Anthony B was part of the rasta renaissance in the mid 90’s with singers and deejays such as Luciano, Sizzla, Turbulence, Capleton and Buju Banton. His first hit song was the Richard “Bello” Bell produced Fire pon Rome, a tuned banned from the radio waves due to its controversial lyrics. It was also included on his acclaimed debut album Real Revolutionary put out in 1996.
Over these 16 years he has put out some 17 albums and also probably voiced hundreds of cuts for different producers and one riddim compilations. His latest albums have been inconsistent, but single wise he has remained strong, and one of his best releases in recent time is the skanking hip-hop inspired dancehall scorcher Dem Can’t Stop We From Talk.
The solid backing on Freedom Fighter is in the same vein as Irievibrations’ previous work – melodic, slick and powerful. Anthony B is a gifted and sharp lyricist. With his authoritative voice and militant chanting style he rails against the injustices in society.
In Born to be Free – one the album’s highlights – he chants “what is the meaning of prison reform, when every criminal turn up in a uniform, man shouldn’t be judged by the place you’re born, but by the work and the duty where you perform” and it sounds like he means it.

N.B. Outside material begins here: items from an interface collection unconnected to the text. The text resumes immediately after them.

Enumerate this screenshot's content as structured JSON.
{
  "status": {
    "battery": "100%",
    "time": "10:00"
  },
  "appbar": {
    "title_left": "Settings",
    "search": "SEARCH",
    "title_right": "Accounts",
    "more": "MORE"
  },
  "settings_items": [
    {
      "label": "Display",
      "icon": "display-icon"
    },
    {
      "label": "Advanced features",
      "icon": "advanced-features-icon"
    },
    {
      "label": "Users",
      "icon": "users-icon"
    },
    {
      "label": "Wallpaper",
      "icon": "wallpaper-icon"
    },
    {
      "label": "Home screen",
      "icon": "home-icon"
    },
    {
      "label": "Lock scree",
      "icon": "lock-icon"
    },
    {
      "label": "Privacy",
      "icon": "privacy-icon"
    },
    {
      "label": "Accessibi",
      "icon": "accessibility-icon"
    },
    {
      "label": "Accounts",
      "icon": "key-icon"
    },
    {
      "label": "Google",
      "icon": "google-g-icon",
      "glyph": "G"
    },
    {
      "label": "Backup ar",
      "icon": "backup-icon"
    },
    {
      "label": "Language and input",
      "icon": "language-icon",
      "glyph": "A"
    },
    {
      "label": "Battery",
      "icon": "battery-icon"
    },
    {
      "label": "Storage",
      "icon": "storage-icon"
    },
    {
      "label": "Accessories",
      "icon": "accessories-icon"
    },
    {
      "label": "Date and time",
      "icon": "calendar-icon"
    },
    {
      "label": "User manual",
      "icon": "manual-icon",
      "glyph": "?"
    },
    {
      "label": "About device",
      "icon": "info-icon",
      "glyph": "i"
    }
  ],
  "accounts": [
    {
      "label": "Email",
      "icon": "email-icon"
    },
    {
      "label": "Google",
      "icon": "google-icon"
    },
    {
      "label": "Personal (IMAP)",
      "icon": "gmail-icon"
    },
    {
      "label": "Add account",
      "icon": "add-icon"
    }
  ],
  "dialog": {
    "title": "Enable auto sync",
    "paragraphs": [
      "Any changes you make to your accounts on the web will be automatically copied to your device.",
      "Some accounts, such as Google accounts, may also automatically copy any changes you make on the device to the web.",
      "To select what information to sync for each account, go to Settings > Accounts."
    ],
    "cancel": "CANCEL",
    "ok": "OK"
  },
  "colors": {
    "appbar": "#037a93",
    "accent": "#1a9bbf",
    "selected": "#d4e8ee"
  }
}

Anthony B should however stay away from singing. This style is a taste which I have yet to acquire.